▶ **Exercise**: Only a number is expected: how many lines in the data below contain the word "more".

▶ **Task material**:
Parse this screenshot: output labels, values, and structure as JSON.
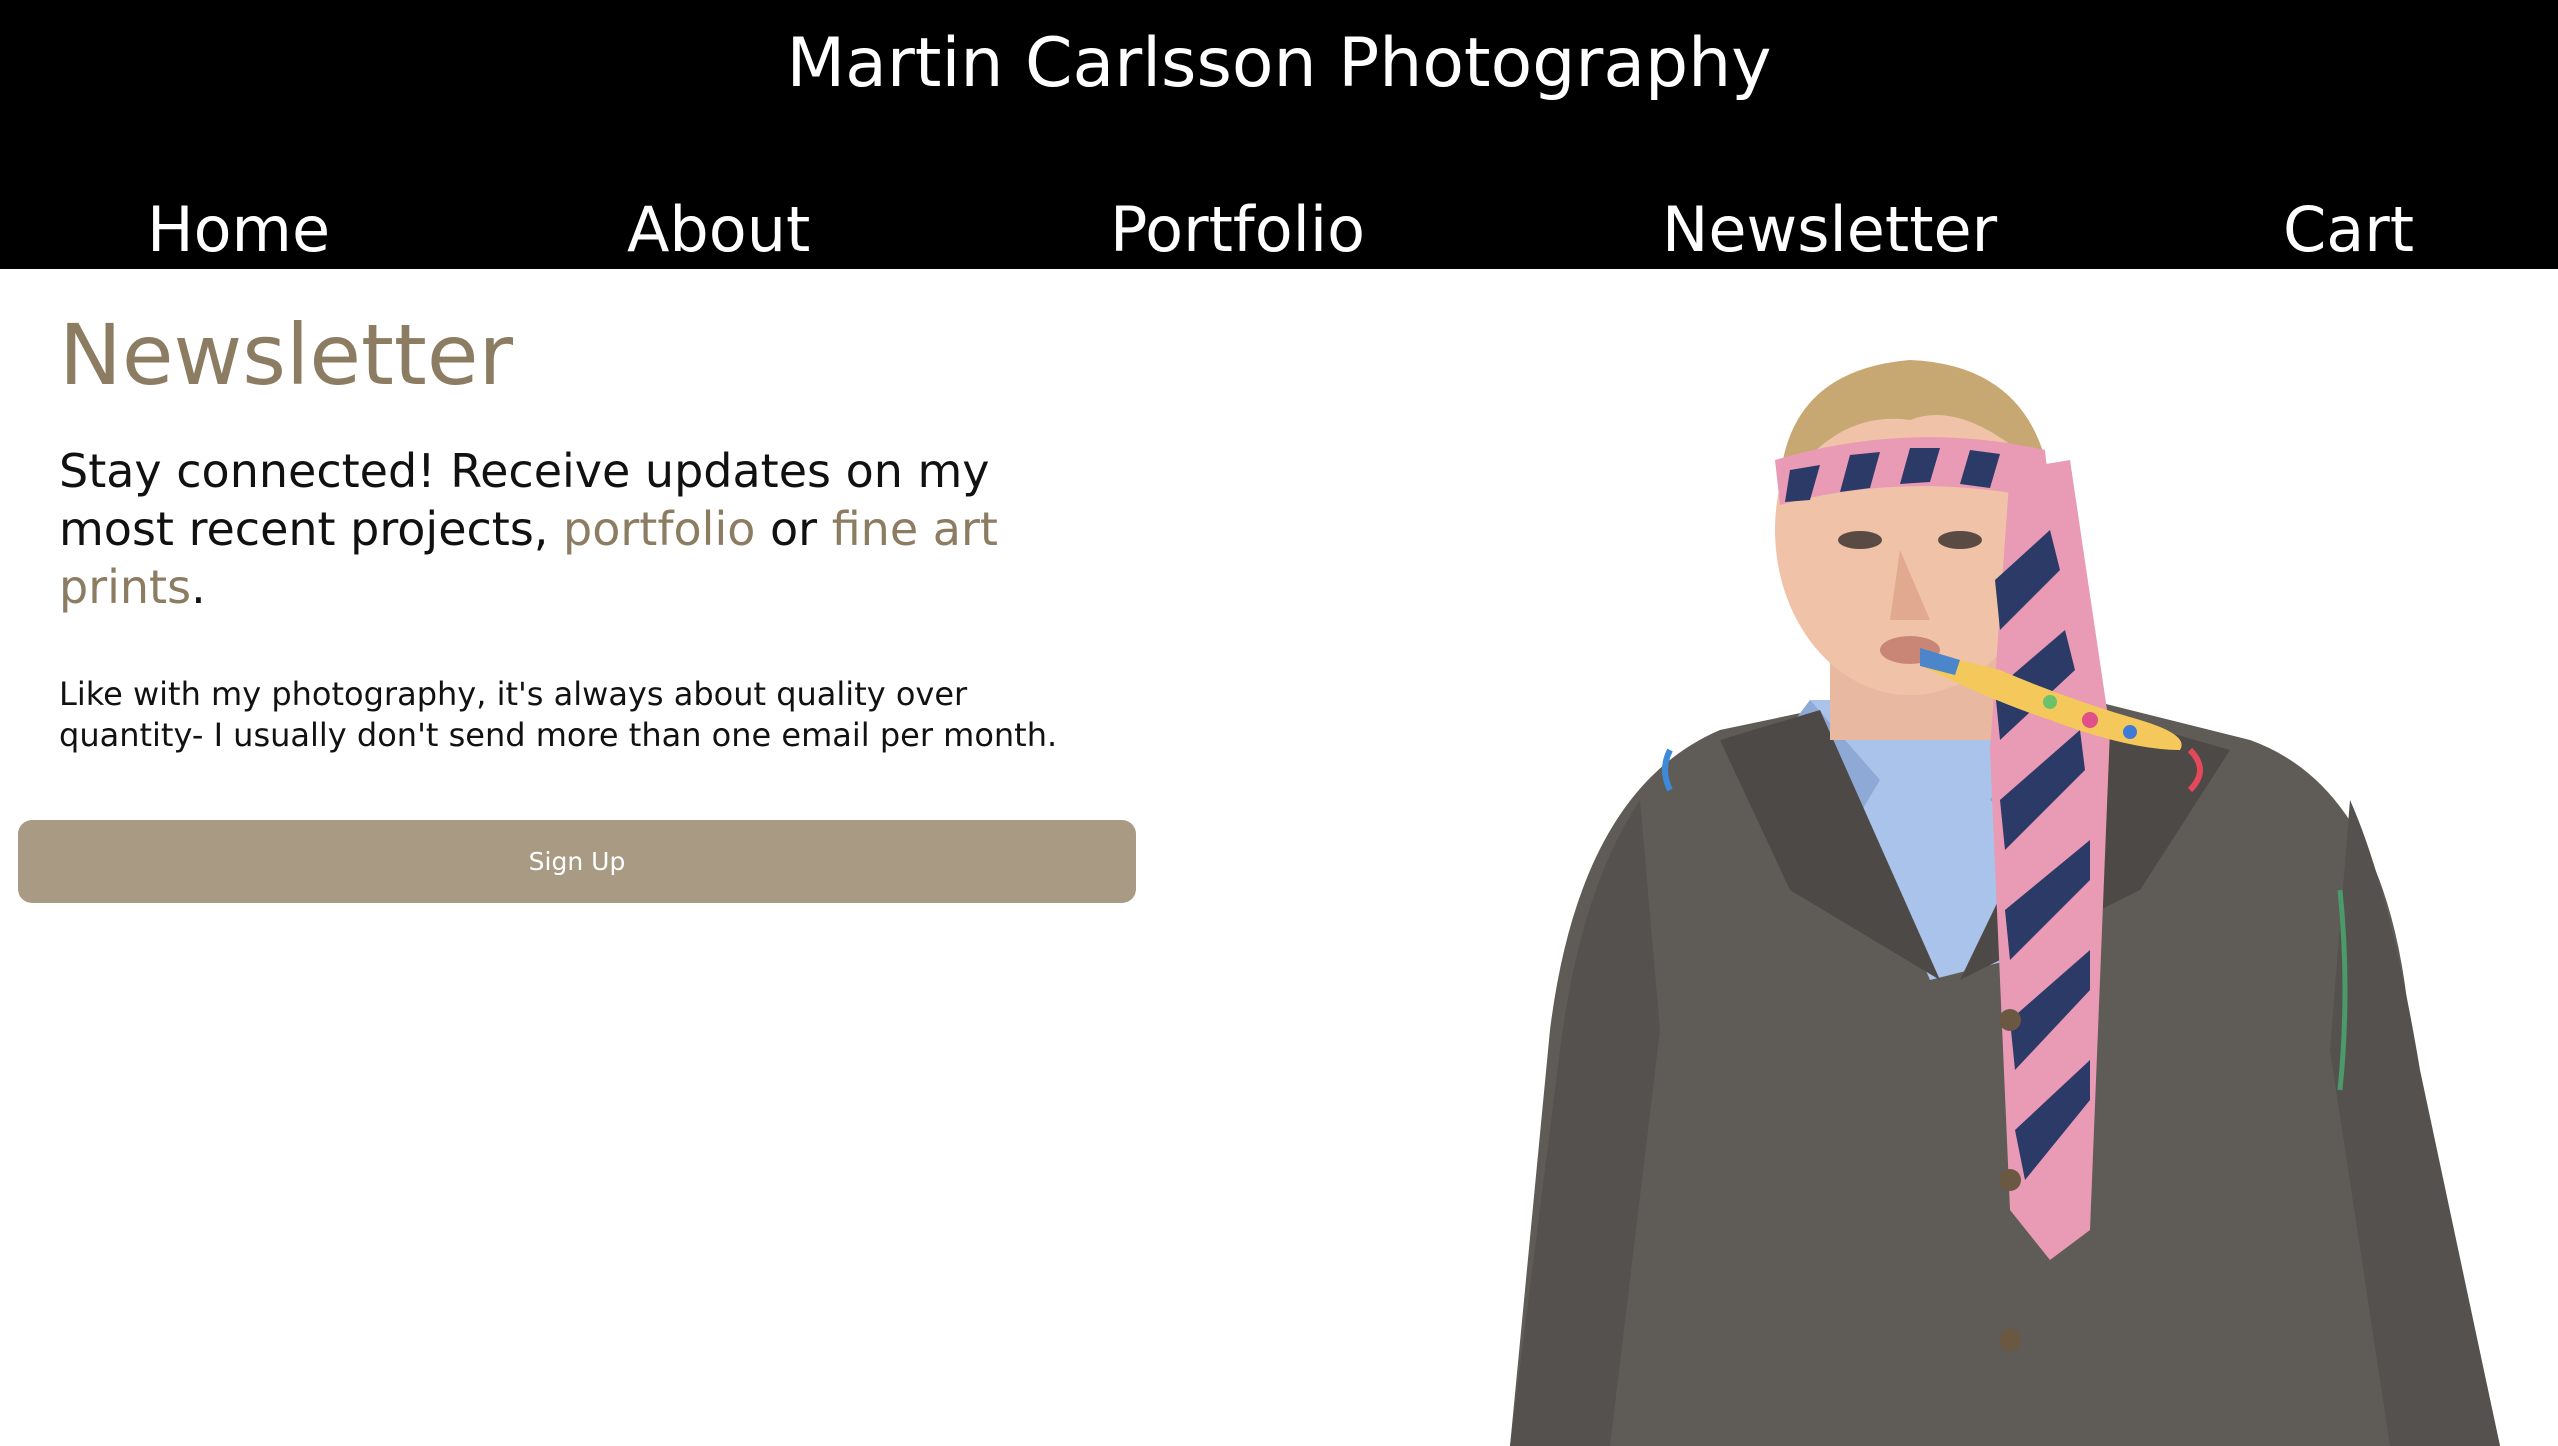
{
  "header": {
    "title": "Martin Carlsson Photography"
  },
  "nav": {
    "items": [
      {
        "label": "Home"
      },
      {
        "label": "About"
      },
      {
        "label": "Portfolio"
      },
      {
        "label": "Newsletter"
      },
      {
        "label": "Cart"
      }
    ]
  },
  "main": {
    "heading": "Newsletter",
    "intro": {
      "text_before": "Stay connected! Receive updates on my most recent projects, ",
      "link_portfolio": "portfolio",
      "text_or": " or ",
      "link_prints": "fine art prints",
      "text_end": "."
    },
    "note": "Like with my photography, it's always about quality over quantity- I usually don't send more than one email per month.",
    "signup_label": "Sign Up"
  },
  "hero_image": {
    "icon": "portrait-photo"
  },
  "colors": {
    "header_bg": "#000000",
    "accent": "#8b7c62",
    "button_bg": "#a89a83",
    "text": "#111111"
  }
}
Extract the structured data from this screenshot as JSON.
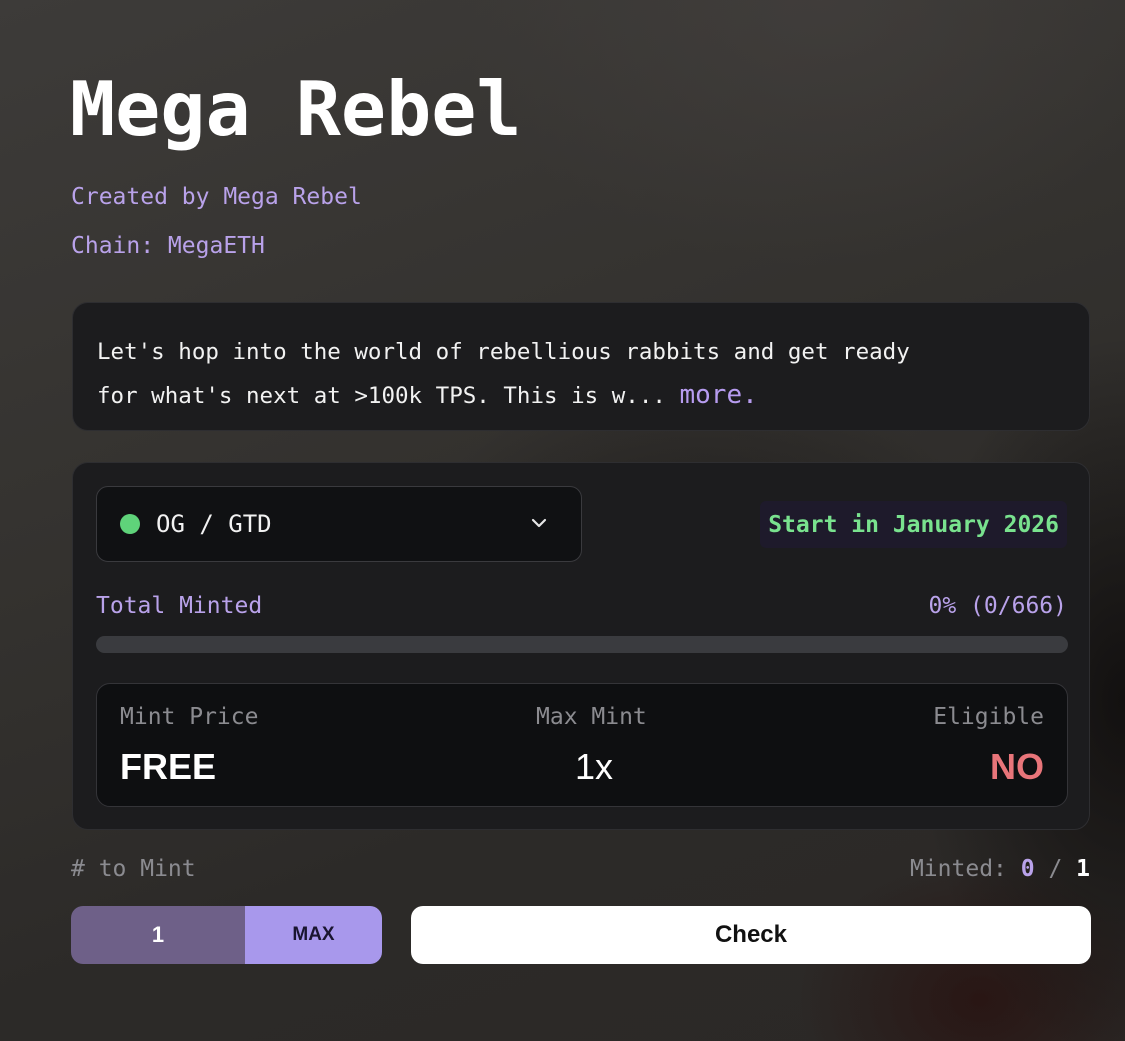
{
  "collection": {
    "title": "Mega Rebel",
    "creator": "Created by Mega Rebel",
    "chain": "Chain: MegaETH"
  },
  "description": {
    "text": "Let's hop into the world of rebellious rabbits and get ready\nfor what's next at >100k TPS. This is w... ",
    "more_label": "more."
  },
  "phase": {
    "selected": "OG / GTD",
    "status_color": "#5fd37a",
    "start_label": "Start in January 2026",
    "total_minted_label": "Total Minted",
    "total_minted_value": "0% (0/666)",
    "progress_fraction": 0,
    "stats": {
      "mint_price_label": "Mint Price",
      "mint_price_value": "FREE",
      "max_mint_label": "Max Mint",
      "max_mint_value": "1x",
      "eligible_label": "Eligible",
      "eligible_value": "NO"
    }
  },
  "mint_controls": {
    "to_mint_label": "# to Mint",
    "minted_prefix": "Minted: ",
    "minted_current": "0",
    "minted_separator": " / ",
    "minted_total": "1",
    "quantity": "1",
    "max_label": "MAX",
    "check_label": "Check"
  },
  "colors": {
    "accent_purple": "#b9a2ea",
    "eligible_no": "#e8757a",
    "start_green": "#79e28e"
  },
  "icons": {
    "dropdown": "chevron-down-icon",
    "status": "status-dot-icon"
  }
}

▶ **Output of the task**: 2